* _Problem_
This task calls for copying every line of the records that includes the word "chevron".

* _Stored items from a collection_
==*==

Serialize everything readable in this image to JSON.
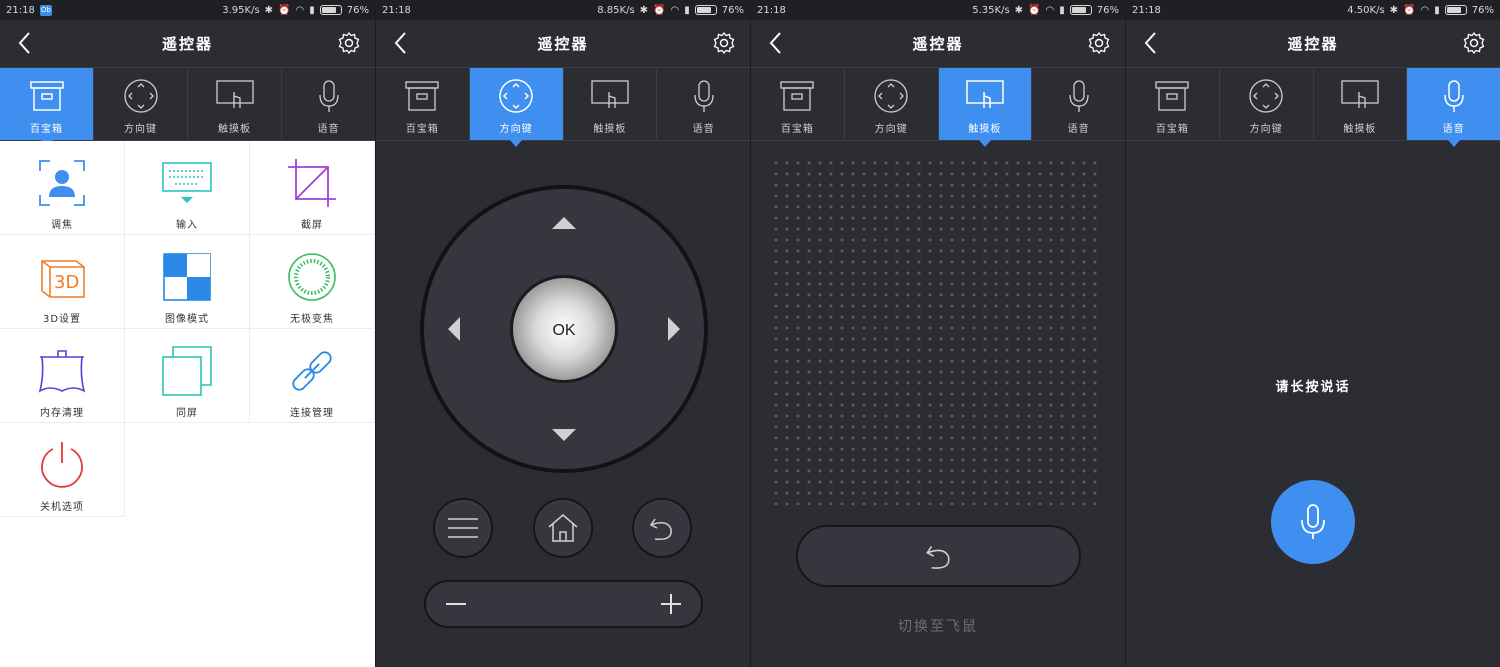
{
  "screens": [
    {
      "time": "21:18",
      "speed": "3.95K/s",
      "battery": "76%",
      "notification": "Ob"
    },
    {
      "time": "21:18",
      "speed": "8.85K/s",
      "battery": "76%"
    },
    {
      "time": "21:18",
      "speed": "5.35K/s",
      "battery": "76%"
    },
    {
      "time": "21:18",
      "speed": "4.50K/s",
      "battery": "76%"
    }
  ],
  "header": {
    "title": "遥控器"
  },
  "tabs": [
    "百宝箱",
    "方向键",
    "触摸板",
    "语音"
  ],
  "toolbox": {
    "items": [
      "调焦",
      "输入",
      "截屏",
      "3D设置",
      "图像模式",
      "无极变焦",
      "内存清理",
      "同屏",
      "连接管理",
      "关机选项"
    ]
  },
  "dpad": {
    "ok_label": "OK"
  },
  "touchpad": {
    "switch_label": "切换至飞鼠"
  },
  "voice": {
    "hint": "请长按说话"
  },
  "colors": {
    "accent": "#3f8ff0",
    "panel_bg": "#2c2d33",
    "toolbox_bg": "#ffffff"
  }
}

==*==

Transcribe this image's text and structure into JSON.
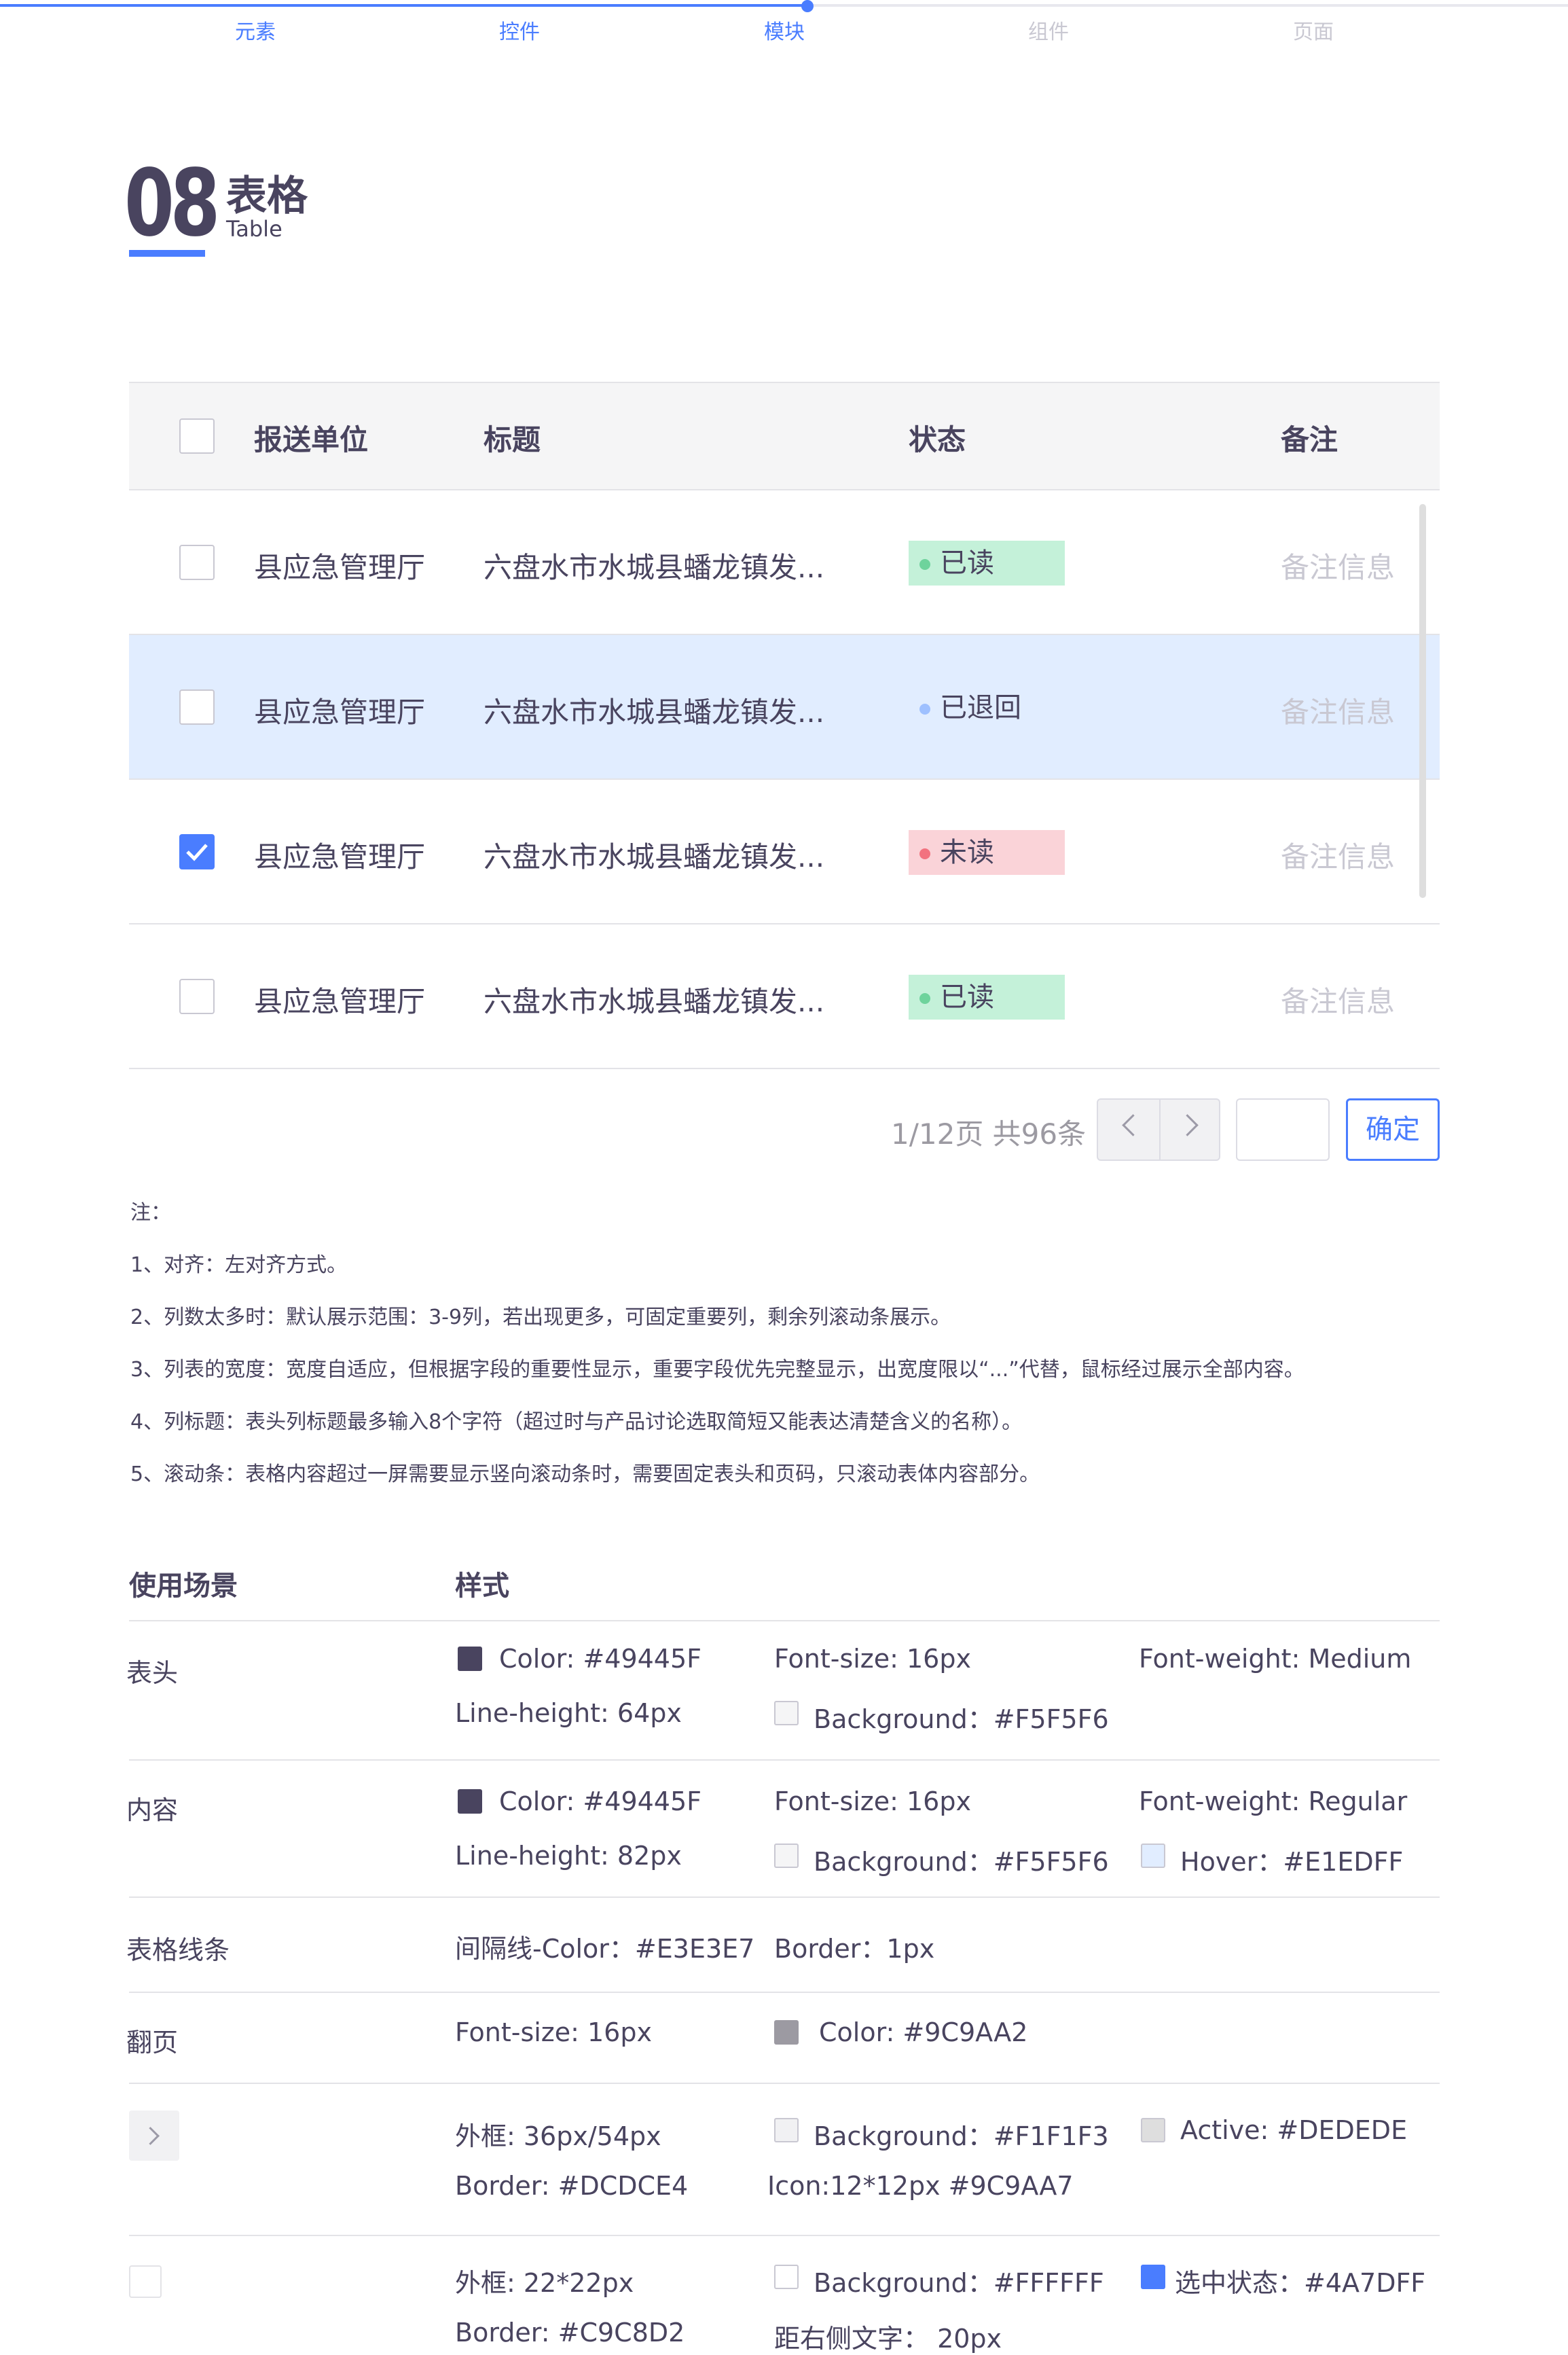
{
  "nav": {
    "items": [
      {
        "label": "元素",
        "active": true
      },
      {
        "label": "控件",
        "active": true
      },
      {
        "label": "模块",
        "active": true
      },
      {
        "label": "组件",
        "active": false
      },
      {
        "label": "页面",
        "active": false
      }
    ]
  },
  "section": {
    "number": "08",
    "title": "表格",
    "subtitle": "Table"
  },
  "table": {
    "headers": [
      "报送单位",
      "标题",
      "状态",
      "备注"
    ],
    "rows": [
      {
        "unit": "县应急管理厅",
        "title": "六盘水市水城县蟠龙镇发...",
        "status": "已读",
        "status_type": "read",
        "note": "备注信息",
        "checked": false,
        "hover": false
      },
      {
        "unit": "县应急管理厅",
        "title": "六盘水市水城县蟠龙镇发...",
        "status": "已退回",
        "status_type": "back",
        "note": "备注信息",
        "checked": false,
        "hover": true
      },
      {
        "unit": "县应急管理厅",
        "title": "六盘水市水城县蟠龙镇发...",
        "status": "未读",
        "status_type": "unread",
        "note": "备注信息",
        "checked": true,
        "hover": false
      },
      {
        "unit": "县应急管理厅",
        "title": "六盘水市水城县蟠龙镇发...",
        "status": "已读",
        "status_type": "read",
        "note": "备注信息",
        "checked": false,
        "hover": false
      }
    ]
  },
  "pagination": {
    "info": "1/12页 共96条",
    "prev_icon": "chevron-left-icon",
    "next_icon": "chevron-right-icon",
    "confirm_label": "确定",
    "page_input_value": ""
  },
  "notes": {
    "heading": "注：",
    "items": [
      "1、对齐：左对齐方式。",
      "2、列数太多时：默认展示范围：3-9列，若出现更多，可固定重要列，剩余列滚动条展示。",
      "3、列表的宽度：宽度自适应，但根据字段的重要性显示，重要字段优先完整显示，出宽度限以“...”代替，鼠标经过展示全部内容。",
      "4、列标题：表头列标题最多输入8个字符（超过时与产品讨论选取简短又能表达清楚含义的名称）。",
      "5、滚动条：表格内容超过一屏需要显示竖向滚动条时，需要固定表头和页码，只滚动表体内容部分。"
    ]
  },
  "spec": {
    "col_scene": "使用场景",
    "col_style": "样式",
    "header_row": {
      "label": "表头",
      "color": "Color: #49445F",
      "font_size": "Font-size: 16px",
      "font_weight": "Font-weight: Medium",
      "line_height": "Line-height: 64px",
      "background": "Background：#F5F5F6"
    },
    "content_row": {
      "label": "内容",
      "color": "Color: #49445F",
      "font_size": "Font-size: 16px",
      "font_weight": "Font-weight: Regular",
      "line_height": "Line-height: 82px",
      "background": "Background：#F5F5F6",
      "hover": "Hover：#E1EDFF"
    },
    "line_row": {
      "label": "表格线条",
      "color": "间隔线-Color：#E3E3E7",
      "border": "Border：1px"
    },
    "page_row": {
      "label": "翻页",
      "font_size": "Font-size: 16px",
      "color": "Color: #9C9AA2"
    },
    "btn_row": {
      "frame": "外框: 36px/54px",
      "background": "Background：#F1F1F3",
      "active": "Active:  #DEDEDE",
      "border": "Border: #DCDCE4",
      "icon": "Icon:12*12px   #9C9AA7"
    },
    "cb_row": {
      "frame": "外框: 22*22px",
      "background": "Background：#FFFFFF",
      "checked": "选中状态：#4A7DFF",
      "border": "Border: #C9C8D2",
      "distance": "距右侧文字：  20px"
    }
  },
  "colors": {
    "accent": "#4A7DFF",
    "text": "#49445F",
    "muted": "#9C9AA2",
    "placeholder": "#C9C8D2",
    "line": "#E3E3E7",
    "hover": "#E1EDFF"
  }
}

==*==

* _Your response_
    "prev_icon": "chevron-left-icon",
    "next_icon": "chevron-right-icon",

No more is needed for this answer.